Repeat the entries that follow from start to finish, keeping every character.

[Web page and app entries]
────────────────────────────────────────
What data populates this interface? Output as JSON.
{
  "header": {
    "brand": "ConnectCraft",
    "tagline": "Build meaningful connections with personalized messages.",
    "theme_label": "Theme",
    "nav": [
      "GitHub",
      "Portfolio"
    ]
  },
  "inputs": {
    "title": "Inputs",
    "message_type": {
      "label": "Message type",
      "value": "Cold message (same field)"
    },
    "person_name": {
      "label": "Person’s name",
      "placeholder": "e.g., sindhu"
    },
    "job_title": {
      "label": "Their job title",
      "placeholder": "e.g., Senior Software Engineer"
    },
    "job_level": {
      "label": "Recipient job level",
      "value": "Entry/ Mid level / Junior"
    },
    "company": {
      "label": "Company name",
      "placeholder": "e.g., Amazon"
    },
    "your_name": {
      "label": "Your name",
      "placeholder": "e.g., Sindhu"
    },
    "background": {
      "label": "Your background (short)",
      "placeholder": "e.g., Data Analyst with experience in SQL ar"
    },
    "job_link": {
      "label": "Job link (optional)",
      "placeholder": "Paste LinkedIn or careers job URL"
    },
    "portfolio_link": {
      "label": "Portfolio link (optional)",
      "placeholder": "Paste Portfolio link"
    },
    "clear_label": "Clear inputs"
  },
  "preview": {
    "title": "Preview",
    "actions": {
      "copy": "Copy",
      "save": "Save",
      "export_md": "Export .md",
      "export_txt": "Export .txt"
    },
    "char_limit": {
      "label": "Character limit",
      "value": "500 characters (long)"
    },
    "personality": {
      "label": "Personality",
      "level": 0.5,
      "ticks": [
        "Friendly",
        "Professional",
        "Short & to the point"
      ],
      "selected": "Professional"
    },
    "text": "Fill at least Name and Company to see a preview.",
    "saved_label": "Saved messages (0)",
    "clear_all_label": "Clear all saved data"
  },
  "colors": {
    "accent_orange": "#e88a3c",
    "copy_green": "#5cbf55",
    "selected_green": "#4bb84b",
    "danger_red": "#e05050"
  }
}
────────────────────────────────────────
> [Exercise response]:
What data populates this interface? Output as JSON.
{
  "header": {
    "brand": "ConnectCraft",
    "tagline": "Build meaningful connections with personalized messages.",
    "theme_label": "Theme",
    "nav": [
      "GitHub",
      "Portfolio"
    ]
  },
  "inputs": {
    "title": "Inputs",
    "message_type": {
      "label": "Message type",
      "value": "Cold message (same field)"
    },
    "person_name": {
      "label": "Person’s name",
      "placeholder": "e.g., sindhu"
    },
    "job_title": {
      "label": "Their job title",
      "placeholder": "e.g., Senior Software Engineer"
    },
    "job_level": {
      "label": "Recipient job level",
      "value": "Entry/ Mid level / Junior"
    },
    "company": {
      "label": "Company name",
      "placeholder": "e.g., Amazon"
    },
    "your_name": {
      "label": "Your name",
      "placeholder": "e.g., Sindhu"
    },
    "background": {
      "label": "Your background (short)",
      "placeholder": "e.g., Data Analyst with experience in SQL ar"
    },
    "job_link": {
      "label": "Job link (optional)",
      "placeholder": "Paste LinkedIn or careers job URL"
    },
    "portfolio_link": {
      "label": "Portfolio link (optional)",
      "placeholder": "Paste Portfolio link"
    },
    "clear_label": "Clear inputs"
  },
  "preview": {
    "title": "Preview",
    "actions": {
      "copy": "Copy",
      "save": "Save",
      "export_md": "Export .md",
      "export_txt": "Export .txt"
    },
    "char_limit": {
      "label": "Character limit",
      "value": "500 characters (long)"
    },
    "personality": {
      "label": "Personality",
      "level": 0.5,
      "ticks": [
        "Friendly",
        "Professional",
        "Short & to the point"
      ],
      "selected": "Professional"
    },
    "text": "Fill at least Name and Company to see a preview.",
    "saved_label": "Saved messages (0)",
    "clear_all_label": "Clear all saved data"
  },
  "colors": {
    "accent_orange": "#e88a3c",
    "copy_green": "#5cbf55",
    "selected_green": "#4bb84b",
    "danger_red": "#e05050"
  }
}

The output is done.